I'm afraid these partial derivatives are still wrong.

Have you read my earlier post, post #7, showing how to do the partial derivatives.

There should be a $f'$ in the expression for $$\partial z/\partial x$$

Bob19
Fermat said:
I'm afraid these partial derivatives are still wrong.

Have you read my earlier post, post #7, showing how to do the partial derivatives.

There should be a $f'$ in the expression for $$\partial z/\partial x$$

Is it then ??

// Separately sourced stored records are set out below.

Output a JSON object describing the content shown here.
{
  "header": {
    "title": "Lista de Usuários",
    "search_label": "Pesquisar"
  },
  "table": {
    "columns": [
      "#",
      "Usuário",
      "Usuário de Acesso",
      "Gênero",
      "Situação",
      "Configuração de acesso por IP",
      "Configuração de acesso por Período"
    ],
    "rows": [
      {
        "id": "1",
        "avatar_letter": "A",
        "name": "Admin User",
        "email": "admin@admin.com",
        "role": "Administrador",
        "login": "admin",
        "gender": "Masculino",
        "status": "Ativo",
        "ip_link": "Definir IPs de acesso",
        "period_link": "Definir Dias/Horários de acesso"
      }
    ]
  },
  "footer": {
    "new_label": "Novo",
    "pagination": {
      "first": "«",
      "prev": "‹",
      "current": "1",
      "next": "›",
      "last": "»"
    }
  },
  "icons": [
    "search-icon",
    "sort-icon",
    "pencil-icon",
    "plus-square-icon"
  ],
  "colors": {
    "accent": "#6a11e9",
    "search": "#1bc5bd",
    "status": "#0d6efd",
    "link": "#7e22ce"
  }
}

$$\frac{\partial z}{\partial x}= f'. 2x$$

$$\frac{\partial z}{\partial y}= f'. 1- 2y$$

/Bob

Homework Helper
Bob19 said:
Is it then ??

$$\frac{\partial z}{\partial x}= f'. 2x$$

$$\frac{\partial z}{\partial y}= f'. 1- 2y$$

/Bob
Almost there,

$$\mbox{The }\frac{\partial z}{\partial y} \mbox{ should be }\frac{\partial z}{\partial y}= 1- f'.2y$$

$$z = y + f(\phi) \mbox{ where } \phi = x^2 - y^2$$

$$\frac{\partial z}{\partial y} = \frac{\partial y}{\partial y} + \frac{\partial f}{\partial \phi}.\frac{\partial \phi}{\partial y}$$
$$\frac{\partial z}{\partial y} = 1 + f'.(-2y)$$
$$\frac{\partial z}{\partial y} = 1 - f'.(2y)$$

Bob19
Okay

Thank You very much :-)

My final question is than which approach do I have use to obtain that

$$z = y + f(x^2 - y^2)$$

can be written as

$$y \frac{\partial z}{\partial x} + x \frac{\partial z}{\partial y} = x$$

Do I add the two partial deriatives together ?

Best Regards

Bob

Fermat said:
Almost there,

$$\mbox{The }\frac{\partial z}{\partial y} \mbox{ should be }\frac{\partial z}{\partial y}= 1- f'.2y$$

$$z = y + f(\phi) \mbox{ where } \phi = x^2 - y^2$$

$$\frac{\partial z}{\partial y} = \frac{\partial y}{\partial y} + \frac{\partial f}{\partial \phi}.\frac{\partial \phi}{\partial y}$$
$$\frac{\partial z}{\partial y} = 1 + f'.(-2y)$$
$$\frac{\partial z}{\partial y} = 1 - f'.(2y)$$

Homework Helper
$$\frac{\partial z}{\partial x} = 2x.f'$$

and

$$\frac{\partial z}{\partial y} = 1 - 2y.f'$$

So,

$$x.\frac{\partial z}{\partial y} + y.\frac{\partial z}{\partial y} = x.(1 - 2y.f') + y.2x.f' = ??$$

Bob19
Thank You again,

I can see that now that, those two equal each other, but how does it equal x ?

/Bob

Fermat said:
$$\frac{\partial z}{\partial x} = 2x.f'$$

and

$$\frac{\partial z}{\partial y} = 1 - 2y.f'$$

So,

$$x.\frac{\partial z}{\partial y} + y.\frac{\partial z}{\partial y} = x.(1 - 2y.f') + y.2x.f' = ??$$

Homework Helper
Bob, can you not see that,

$$x.(1 - 2y.f') + y.2x.f' = x - 2xy.f' + 2xy.f' = x\ ?$$

Bob19
Now I can ;-)

Thank You ;-)

/BOb

Thank You

Fermat said:
Bob, can you not see that,

$$x.(1 - 2y.f') + y.2x.f' = x - 2xy.f' + 2xy.f' = x\ ?$$